Past the "good" deals on the distressed market, there are many homes offered for sale by individuals, some of which are offered at low listing prices. Remember the old adages for all of these "cheap" homes: "You get what you pay for," and "Caveat Emptor - Buyer Beware." If you aren't scared off by fixer-uppers, then you are looking in the right places when you look in the under $100K price range.
Spencer R. Madison
Your Castle Real Estate
My website has a link where you can search the MLS (Properties page) for more deals in the Denver area.
I have personal renovation, fix up experience and can help give you perspective and assistance.
When you say sales, I am assuming you are saying foreclosure auctions. These are generally private sales auctions via Williams, REDC etc.

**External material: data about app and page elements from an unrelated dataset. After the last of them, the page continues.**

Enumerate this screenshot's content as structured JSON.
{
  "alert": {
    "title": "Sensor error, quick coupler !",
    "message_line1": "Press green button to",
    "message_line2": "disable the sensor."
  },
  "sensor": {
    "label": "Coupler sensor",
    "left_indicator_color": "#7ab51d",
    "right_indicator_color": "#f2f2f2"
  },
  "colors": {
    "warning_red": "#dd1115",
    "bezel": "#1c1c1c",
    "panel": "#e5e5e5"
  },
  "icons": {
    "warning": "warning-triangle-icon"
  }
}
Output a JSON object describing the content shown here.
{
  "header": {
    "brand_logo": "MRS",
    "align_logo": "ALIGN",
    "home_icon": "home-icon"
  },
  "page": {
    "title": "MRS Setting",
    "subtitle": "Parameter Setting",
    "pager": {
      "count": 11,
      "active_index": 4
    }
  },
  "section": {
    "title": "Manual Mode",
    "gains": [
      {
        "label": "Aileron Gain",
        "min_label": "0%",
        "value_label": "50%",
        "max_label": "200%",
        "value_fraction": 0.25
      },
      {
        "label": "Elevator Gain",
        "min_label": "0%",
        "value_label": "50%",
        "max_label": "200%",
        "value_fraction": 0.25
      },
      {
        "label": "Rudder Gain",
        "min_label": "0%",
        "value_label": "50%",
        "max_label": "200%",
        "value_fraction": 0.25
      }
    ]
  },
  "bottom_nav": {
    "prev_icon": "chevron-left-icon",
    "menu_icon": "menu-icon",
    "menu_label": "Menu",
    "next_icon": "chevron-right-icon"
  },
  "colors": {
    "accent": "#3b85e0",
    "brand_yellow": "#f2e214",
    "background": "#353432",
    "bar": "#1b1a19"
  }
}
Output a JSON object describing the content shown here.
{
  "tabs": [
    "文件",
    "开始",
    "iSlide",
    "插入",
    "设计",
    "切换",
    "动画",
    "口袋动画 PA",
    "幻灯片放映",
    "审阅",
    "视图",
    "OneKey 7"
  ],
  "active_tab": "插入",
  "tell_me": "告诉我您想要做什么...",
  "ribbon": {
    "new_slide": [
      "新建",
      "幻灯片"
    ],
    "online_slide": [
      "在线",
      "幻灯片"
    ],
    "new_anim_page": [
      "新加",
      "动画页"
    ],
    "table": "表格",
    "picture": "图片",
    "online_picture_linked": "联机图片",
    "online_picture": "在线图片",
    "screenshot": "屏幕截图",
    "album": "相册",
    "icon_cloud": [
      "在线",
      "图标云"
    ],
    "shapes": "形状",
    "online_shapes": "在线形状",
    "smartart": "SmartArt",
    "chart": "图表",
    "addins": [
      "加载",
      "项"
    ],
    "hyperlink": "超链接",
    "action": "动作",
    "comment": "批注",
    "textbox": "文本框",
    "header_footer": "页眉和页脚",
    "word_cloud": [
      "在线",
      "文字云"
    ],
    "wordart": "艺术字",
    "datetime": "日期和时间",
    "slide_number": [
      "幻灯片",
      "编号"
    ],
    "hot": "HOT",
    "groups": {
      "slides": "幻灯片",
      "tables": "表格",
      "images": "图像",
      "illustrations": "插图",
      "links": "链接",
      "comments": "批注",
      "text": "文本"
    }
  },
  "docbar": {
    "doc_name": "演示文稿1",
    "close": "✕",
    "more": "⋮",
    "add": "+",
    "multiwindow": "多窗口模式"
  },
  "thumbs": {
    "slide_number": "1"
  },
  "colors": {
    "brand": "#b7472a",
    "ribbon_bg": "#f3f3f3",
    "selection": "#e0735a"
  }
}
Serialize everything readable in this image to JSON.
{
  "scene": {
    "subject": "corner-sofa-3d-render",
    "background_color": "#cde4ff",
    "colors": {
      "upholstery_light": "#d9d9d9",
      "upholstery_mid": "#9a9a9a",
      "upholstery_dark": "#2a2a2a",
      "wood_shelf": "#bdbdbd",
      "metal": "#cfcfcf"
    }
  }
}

There are generally a couple of items at play in these transactions. One is a low opening bid usually generates a lot of up bidding activity and if the house is in reasonable shape, but sold as is, the price will get close to the last actual price it was listed at. Some will not take the opening bid as the final sales price, but you should count on it for planning purposes. Many auctions require cash/certified funds or loan approval up to your bid amount before you can enter the bidding process. It will have to close in a short period of time from the auction (30 days or less). They are no out, no inspection offers, so if you don't do your due diligence, you can buy a "money pit".
If you do your homework, you can get some deals at auction. It is not for the faint of heart.
If you want to learn more about investing in Colorado Real Estate, we have a book we published for 2011 that deals with most types of investing in Real Estate. Let me know if you would like a complimentary copy.
I hope this helps,
Just to clarify, these are not sales.
They likely are foreclosure auctions, in which case the asking price is not listed. The minimum bid is stated. I looked at a Longmont property over the weekend that is listed in this way.
Hope that helps.
Just looking is fine, though. And questions are encouraged.
If you have a specific question on a home and the listing agent is hard to reach, other agents will assist.
I suspect there is something amiss here. Sometimes, an ad comes right out and calls it a scrape. That means the structure needs to be razed.
Without more information, I would have to guess.
I encourage questions because I like working with informed buyers and sellers.
With a home priced way under the market, I would be direct and ask what's wrong with it. The perception is the banks are doing deep, deep discount sales. Foreclosures put pressure on the market, but no one is giving away a home at that kind of price unless there is something seriously wrong with the property. In fact, the banks are sitting on properties until they think they can fetch a better price. There are a few exceptions: homes that are tiny and homes in a blighted area.
One of the online news sources carried a story recently about homes being sold for the price of an SUV. You can find the homes in other states where the markets are very depressed. Denver was not one of the cities listed.
Again, however, if you're more than curious, you should call or email a professional with access to the MLS.
PML of Longmont, CO
You can set up a search alert on our website that will send you email alerts of new homes on the market that match your criteria. This can save you a lot of time versus manual searching of websites.